[RECORDS PROVIDED — start]

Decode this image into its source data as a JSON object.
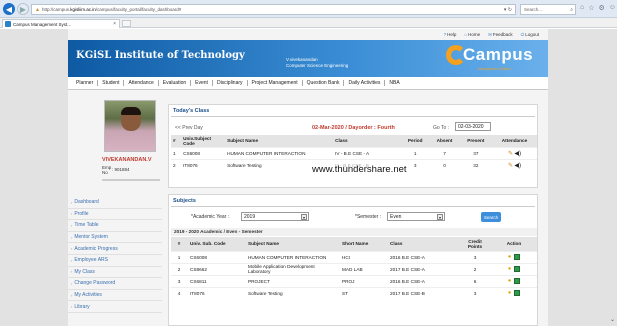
{
  "browser": {
    "address": {
      "prefix": "http://campus.",
      "host": "kgisliim.ac.in",
      "path": "/campus/faculty_portal/faculty_dashboard#",
      "reload": "▾ ↻"
    },
    "search_placeholder": "Search...",
    "tab_title": "Campus Management Syst...",
    "tab_close": "×"
  },
  "toplinks": [
    {
      "icon": "?",
      "label": "Help"
    },
    {
      "icon": "⌂",
      "label": "Home"
    },
    {
      "icon": "✉",
      "label": "Feedback"
    },
    {
      "icon": "⏻",
      "label": "Logout"
    }
  ],
  "header": {
    "institute": "KGiSL Institute of Technology",
    "user_name": "V.vivekanandan",
    "user_dept": "Computer Science Engineering",
    "logo_text": "Campus",
    "logo_sub": "Management System"
  },
  "menu": [
    "Planner",
    "Student",
    "Attendance",
    "Evaluation",
    "Event",
    "Disciplinary",
    "Project Management",
    "Question Bank",
    "Daily Activities",
    "NBA"
  ],
  "profile": {
    "name": "VIVEKANANDAN.V",
    "emp_label": "Emp No",
    "emp_value": ": 901884"
  },
  "sidebar": [
    "Dashboard",
    "Profile",
    "Time Table",
    "Mentor System",
    "Academic Progress",
    "Employee ARS",
    "My Class",
    "Change Password",
    "My Activities",
    "Library"
  ],
  "today": {
    "title": "Today's Class",
    "prev_day": "<< Prev Day",
    "dayorder": "02-Mar-2020 / Dayorder : Fourth",
    "goto_label": "Go To :",
    "goto_value": "02-03-2020",
    "headers": [
      "#",
      "Univ.Subject Code",
      "Subject Name",
      "Class",
      "Period",
      "Absent",
      "Present",
      "Attendance"
    ],
    "rows": [
      {
        "n": "1",
        "code": "CS6008",
        "name": "HUMAN COMPUTER INTERACTION",
        "cls": "IV - B.E CSE - A",
        "period": "1",
        "absent": "7",
        "present": "37"
      },
      {
        "n": "2",
        "code": "IT8076",
        "name": "Software Testing",
        "cls": "III - B.E CSE - B",
        "period": "3",
        "absent": "0",
        "present": "32"
      }
    ],
    "watermark": "www.thundershare.net"
  },
  "subjects": {
    "title": "Subjects",
    "year_label": "*Academic Year :",
    "year_value": "2019",
    "sem_label": "*Semester :",
    "sem_value": "Even",
    "search_label": "Search",
    "sem_header": "2019 - 2020 Academic / Even - Semester",
    "headers": [
      "#",
      "Univ. Sub. Code",
      "Subject Name",
      "Short Name",
      "Class",
      "Credit Points",
      "Action"
    ],
    "rows": [
      {
        "n": "1",
        "code": "CS6008",
        "name": "HUMAN COMPUTER INTERACTION",
        "short": "HCI",
        "cls": "2016 B.E CSE-A",
        "credit": "3"
      },
      {
        "n": "2",
        "code": "CS8662",
        "name": "Mobile Application Development Laboratory",
        "short": "MAD LAB",
        "cls": "2017 B.E CSE-A",
        "credit": "2"
      },
      {
        "n": "3",
        "code": "CS6811",
        "name": "PROJECT",
        "short": "PROJ",
        "cls": "2016 B.E CSE-A",
        "credit": "6"
      },
      {
        "n": "4",
        "code": "IT8076",
        "name": "Software Testing",
        "short": "ST",
        "cls": "2017 B.E CSE-B",
        "credit": "3"
      }
    ]
  }
}
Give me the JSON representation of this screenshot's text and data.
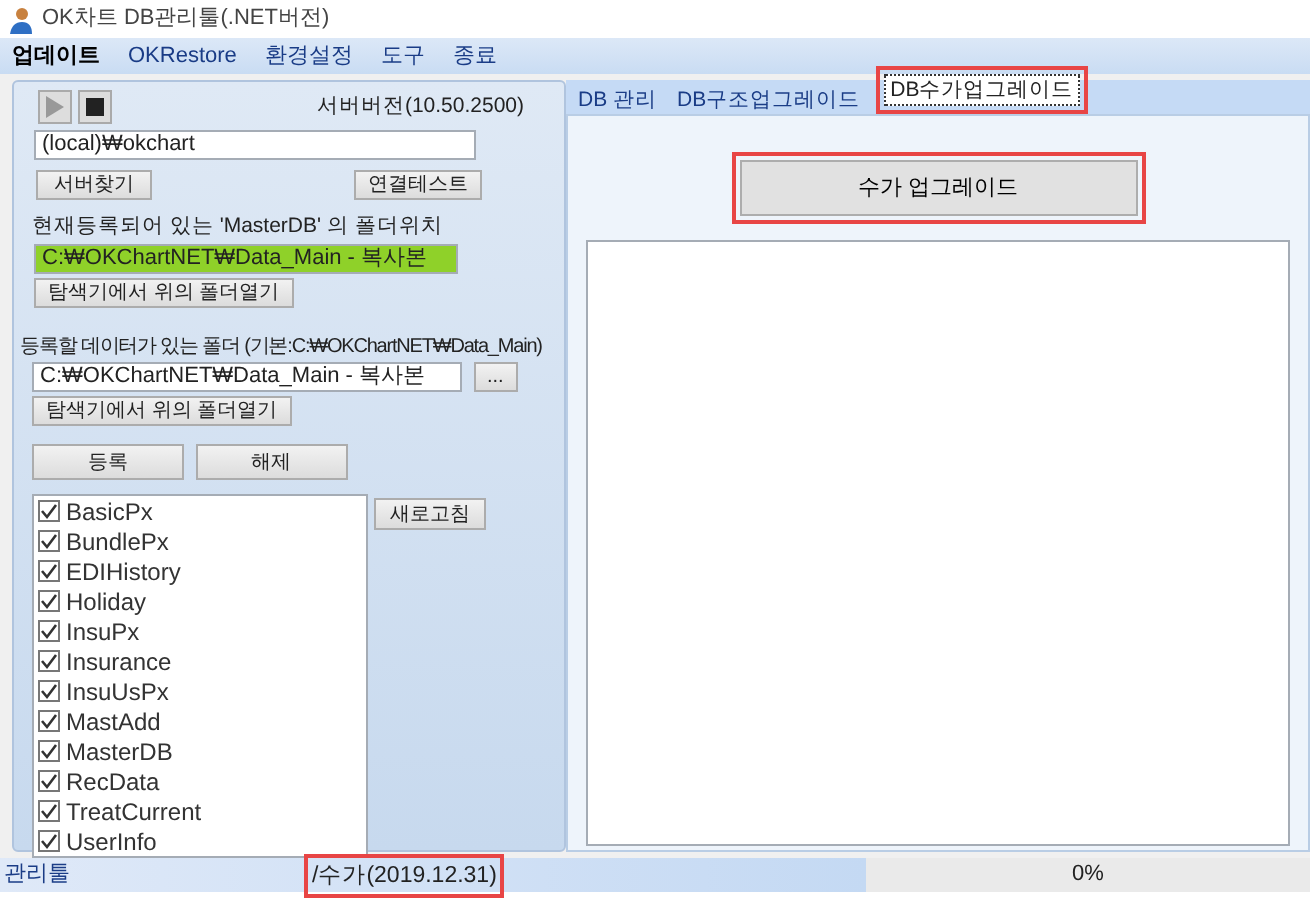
{
  "window": {
    "title": "OK차트 DB관리툴(.NET버전)"
  },
  "menu": [
    {
      "label": "업데이트",
      "selected": true
    },
    {
      "label": "OKRestore",
      "selected": false
    },
    {
      "label": "환경설정",
      "selected": false
    },
    {
      "label": "도구",
      "selected": false
    },
    {
      "label": "종료",
      "selected": false
    }
  ],
  "left_panel": {
    "play": {
      "disabled": true
    },
    "server_version": "서버버전(10.50.2500)",
    "server_field": "(local)₩okchart",
    "find_server_button": "서버찾기",
    "connection_test_button": "연결테스트",
    "masterdb_label": "현재등록되어 있는 'MasterDB' 의 폴더위치",
    "masterdb_path": "C:₩OKChartNET₩Data_Main - 복사본",
    "open_folder_button_1": "탐색기에서 위의 폴더열기",
    "data_folder_label": "등록할 데이터가 있는 폴더 (기본:C:₩OKChartNET₩Data_Main)",
    "data_folder_path": "C:₩OKChartNET₩Data_Main - 복사본",
    "browse_button": "...",
    "open_folder_button_2": "탐색기에서 위의 폴더열기",
    "register_button": "등록",
    "unregister_button": "해제",
    "refresh_button": "새로고침",
    "databases": [
      {
        "label": "BasicPx",
        "checked": true
      },
      {
        "label": "BundlePx",
        "checked": true
      },
      {
        "label": "EDIHistory",
        "checked": true
      },
      {
        "label": "Holiday",
        "checked": true
      },
      {
        "label": "InsuPx",
        "checked": true
      },
      {
        "label": "Insurance",
        "checked": true
      },
      {
        "label": "InsuUsPx",
        "checked": true
      },
      {
        "label": "MastAdd",
        "checked": true
      },
      {
        "label": "MasterDB",
        "checked": true
      },
      {
        "label": "RecData",
        "checked": true
      },
      {
        "label": "TreatCurrent",
        "checked": true
      },
      {
        "label": "UserInfo",
        "checked": true
      }
    ]
  },
  "tabs": [
    {
      "label": "DB 관리",
      "selected": false,
      "highlighted": false
    },
    {
      "label": "DB구조업그레이드",
      "selected": false,
      "highlighted": false
    },
    {
      "label": "DB수가업그레이드",
      "selected": true,
      "highlighted": true
    }
  ],
  "upgrade_button": {
    "label": "수가 업그레이드",
    "highlighted": true
  },
  "status_bar": {
    "label": "관리툴",
    "message": "/수가(2019.12.31)",
    "message_highlighted": true,
    "progress": {
      "level": 0,
      "reading": "0%"
    }
  }
}
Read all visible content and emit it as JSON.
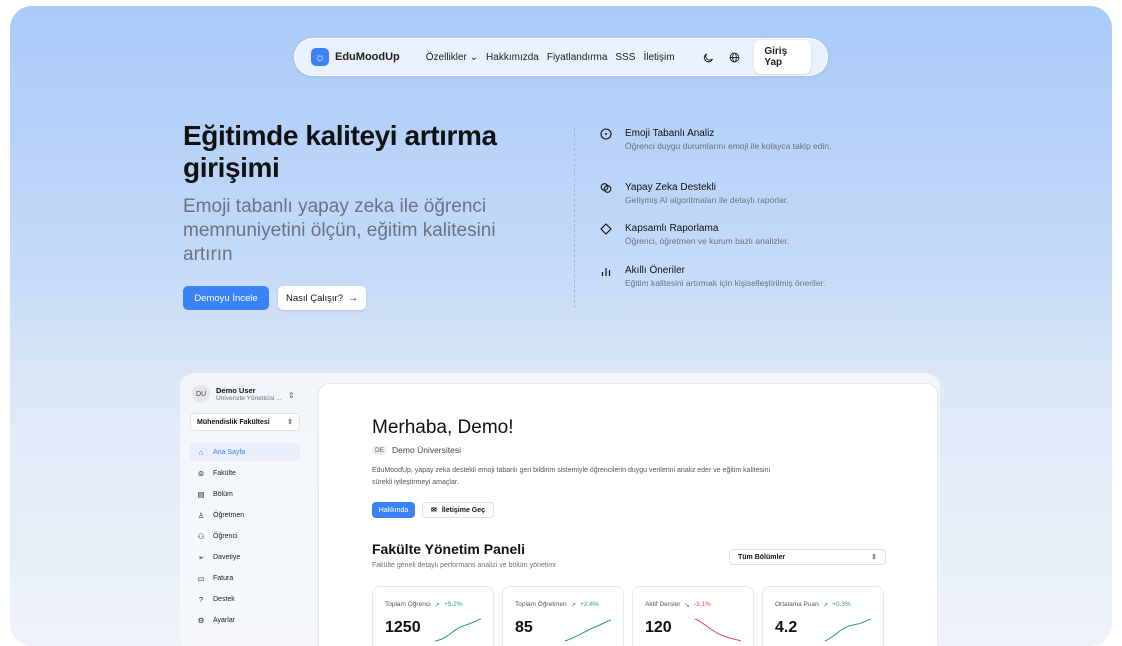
{
  "nav": {
    "brand": "EduMoodUp",
    "links": [
      "Özellikler ⌄",
      "Hakkımızda",
      "Fiyatlandırma",
      "SSS",
      "İletişim"
    ],
    "theme_icon": "moon-icon",
    "lang_icon": "globe-icon",
    "login": "Giriş Yap"
  },
  "hero": {
    "title": "Eğitimde kaliteyi artırma girişimi",
    "subtitle": "Emoji tabanlı yapay zeka ile öğrenci memnuniyetini ölçün, eğitim kalitesini artırın",
    "demo_button": "Demoyu İncele",
    "how_button": "Nasıl Çalışır?"
  },
  "features": [
    {
      "icon": "smile-icon",
      "title": "Emoji Tabanlı Analiz",
      "desc": "Öğrenci duygu durumlarını emoji ile kolayca takip edin."
    },
    {
      "icon": "ai-icon",
      "title": "Yapay Zeka Destekli",
      "desc": "Gelişmiş AI algoritmaları ile detaylı raporlar."
    },
    {
      "icon": "diamond-icon",
      "title": "Kapsamlı Raporlama",
      "desc": "Öğrenci, öğretmen ve kurum bazlı analizler."
    },
    {
      "icon": "bar-chart-icon",
      "title": "Akıllı Öneriler",
      "desc": "Eğitim kalitesini artırmak için kişiselleştirilmiş öneriler."
    }
  ],
  "app": {
    "user": {
      "initials": "DU",
      "name": "Demo User",
      "role": "Üniversite Yöneticisi ..."
    },
    "faculty_select": "Mühendislik Fakültesi",
    "sidebar": [
      {
        "icon": "home-icon",
        "label": "Ana Sayfa",
        "active": true
      },
      {
        "icon": "graduation-cap-icon",
        "label": "Fakülte"
      },
      {
        "icon": "building-icon",
        "label": "Bölüm"
      },
      {
        "icon": "teacher-icon",
        "label": "Öğretmen"
      },
      {
        "icon": "users-icon",
        "label": "Öğrenci"
      },
      {
        "icon": "send-icon",
        "label": "Davetiye"
      },
      {
        "icon": "card-icon",
        "label": "Fatura"
      },
      {
        "icon": "help-icon",
        "label": "Destek"
      },
      {
        "icon": "settings-icon",
        "label": "Ayarlar"
      }
    ],
    "greeting": "Merhaba, Demo!",
    "uni_badge": "DE",
    "uni_name": "Demo Üniversitesi",
    "description": "EduMoodUp, yapay zeka destekli emoji tabanlı geri bildirim sistemiyle öğrencilerin duygu verilerini analiz eder ve eğitim kalitesini sürekli iyileştirmeyi amaçlar.",
    "about_button": "Hakkında",
    "contact_button": "İletişime Geç",
    "panel_title": "Fakülte Yönetim Paneli",
    "panel_subtitle": "Fakülte geneli detaylı performans analizi ve bölüm yönetimi",
    "dept_select": "Tüm Bölümler",
    "stats": [
      {
        "label": "Toplam Öğrenci",
        "change": "+5.2%",
        "trend": "up",
        "value": "1250"
      },
      {
        "label": "Toplam Öğretmen",
        "change": "+2.4%",
        "trend": "up",
        "value": "85"
      },
      {
        "label": "Aktif Dersler",
        "change": "-3.1%",
        "trend": "down",
        "value": "120"
      },
      {
        "label": "Ortalama Puan",
        "change": "+0.3%",
        "trend": "up",
        "value": "4.2"
      }
    ]
  },
  "colors": {
    "accent": "#3b82f6",
    "positive": "#22a559",
    "negative": "#e24a4a"
  }
}
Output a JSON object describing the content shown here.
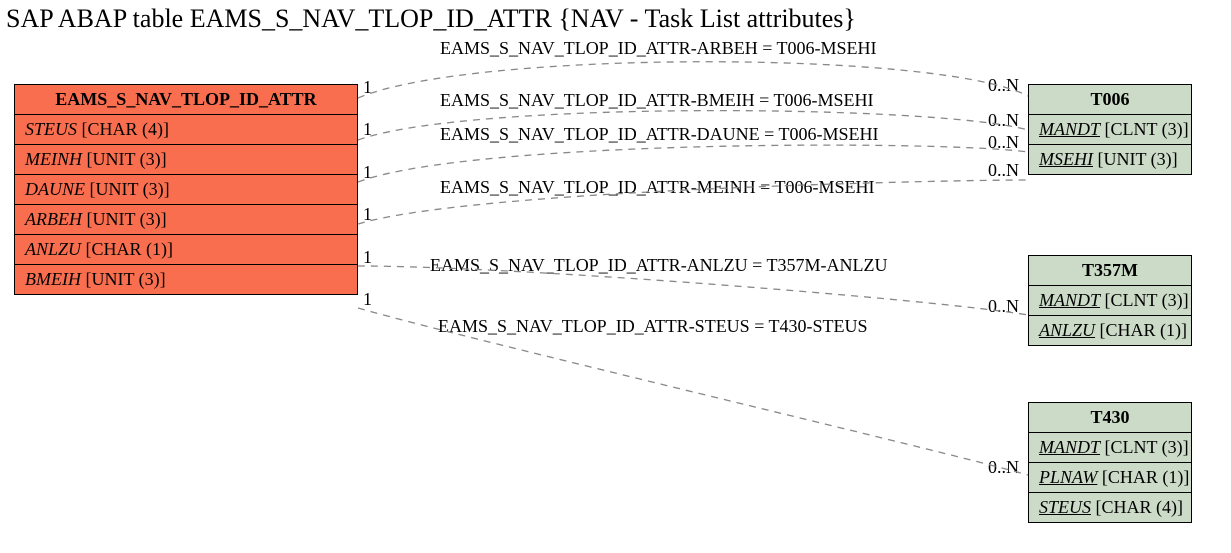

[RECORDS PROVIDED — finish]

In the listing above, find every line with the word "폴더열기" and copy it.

    "open_folder_button_1": "탐색기에서 위의 폴더열기",
    "open_folder_button_2": "탐색기에서 위의 폴더열기",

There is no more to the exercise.